There is none, of course. They believe that £5 a unit would be an excessive infringement on people's wallets and liberties, just as those who campaign for 20 mph speed limits consider a 5 mph speed limit to be an excessive burden on motorists, despite the fact that the same 'evidence' they cite for 20 mph would show that a 5 mph limit would 'save' even more lives.
By taking the discussion to the logical extremes of a £5 minimum price and a 5 mph speed limit, we see that policy is not really based on objective evidence, but comes down to a subjective assessment of costs and benefits. If I say that I find a 50p minimum price and a 20 mph speed limit to be an excessive burden on drinkers and motorists respectively, what evidence can be produced to show that I am wrong? There is none because—like my opponents—I am expressing a personal view.

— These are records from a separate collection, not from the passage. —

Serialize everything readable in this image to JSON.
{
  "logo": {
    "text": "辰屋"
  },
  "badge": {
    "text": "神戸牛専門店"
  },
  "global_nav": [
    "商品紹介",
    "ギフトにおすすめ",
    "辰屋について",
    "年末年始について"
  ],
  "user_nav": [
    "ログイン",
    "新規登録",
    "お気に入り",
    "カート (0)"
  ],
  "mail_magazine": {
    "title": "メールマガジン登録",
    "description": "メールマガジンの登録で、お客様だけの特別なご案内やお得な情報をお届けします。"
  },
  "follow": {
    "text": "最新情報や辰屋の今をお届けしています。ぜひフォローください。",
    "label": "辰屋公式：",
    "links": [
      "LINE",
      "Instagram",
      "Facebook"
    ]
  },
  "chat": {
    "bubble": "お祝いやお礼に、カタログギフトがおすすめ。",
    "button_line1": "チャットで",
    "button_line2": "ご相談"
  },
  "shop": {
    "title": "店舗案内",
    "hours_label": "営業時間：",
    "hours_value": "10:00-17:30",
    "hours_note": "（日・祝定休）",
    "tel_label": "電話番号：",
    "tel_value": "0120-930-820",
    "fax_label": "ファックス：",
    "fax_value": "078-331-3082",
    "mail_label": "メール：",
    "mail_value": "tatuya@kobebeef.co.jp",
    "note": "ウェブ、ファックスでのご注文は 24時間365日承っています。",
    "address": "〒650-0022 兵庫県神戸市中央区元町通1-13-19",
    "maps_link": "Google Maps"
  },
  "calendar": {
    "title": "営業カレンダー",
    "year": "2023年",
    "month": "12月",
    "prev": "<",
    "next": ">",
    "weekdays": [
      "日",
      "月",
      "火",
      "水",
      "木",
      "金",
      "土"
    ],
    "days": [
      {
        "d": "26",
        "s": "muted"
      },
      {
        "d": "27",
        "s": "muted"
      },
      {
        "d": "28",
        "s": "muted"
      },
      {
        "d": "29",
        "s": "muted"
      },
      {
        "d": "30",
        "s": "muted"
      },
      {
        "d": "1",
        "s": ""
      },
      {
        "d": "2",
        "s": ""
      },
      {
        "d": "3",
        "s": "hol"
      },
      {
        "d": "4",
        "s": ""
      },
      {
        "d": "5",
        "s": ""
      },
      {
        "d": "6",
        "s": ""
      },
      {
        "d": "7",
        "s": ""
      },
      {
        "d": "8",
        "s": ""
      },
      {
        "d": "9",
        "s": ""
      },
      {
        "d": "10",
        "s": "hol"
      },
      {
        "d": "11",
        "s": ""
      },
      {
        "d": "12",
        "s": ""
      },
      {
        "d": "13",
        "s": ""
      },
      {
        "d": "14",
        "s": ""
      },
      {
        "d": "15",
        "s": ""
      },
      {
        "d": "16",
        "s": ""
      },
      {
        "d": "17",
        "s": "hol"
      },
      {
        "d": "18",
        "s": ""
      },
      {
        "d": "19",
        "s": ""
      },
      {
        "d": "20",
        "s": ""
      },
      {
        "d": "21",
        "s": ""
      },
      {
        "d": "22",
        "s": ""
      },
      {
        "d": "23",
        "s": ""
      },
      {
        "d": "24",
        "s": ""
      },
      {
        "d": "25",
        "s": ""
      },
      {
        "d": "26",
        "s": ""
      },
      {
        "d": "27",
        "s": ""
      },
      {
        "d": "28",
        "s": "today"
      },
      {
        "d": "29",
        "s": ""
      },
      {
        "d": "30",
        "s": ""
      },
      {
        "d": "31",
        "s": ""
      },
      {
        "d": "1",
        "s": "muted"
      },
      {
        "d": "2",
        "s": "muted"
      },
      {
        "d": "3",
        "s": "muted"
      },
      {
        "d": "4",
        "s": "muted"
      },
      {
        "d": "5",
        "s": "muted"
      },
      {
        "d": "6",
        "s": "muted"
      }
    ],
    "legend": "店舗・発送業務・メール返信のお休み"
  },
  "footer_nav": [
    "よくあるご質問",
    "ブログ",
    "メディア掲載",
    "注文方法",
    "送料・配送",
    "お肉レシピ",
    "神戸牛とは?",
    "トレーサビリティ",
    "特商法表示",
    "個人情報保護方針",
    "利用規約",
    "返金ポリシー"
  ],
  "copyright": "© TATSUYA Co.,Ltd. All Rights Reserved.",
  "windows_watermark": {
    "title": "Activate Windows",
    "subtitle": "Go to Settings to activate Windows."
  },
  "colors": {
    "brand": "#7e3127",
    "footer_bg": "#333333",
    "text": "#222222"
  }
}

The belief that alcohol consumption should be lower is nothing more than a subjective opinion. Evidence doesn't come into it. If there was any real science behind the policy, the government would state that there is an optimal level of alcohol consumption of, say, seven litres per capita per annum. If any politician made such a claim, he would be asked to provide empirical evidence for why that particular figure had been chosen and he would have to admit that there isn't any. How could there be?
Likewise, the 50p a unit minimum is entirely arbitrary. There is no evidence to show that the minimum price shouldn't be 75p or 95p or 15p. There is no evidence showing that there should be a minimum price at all. Again, how could there be?
The 50p figure was picked because it was politically feasible, not because the evidence showed—let alone demanded—that 50p was either optimal or necessary. No amount of evidence can tell us what the optimum number of alcohol-related deaths is (even the staunchest temperance advocate accepts that zero is unrealistic), nor can it tell us whether the nation is drinking too much or too little.
When people say that minimum pricing is an 'evidence-based policy', what they mean is that they think alcohol consumption should be lower and that higher prices are likely to reduce consumption. That is not an 'evidence-based policy'. It is personal opinion combined with the law of demand. In this instance, as in many others, the fundamental assumptions behind the policy are not—and can never be—evidence-based.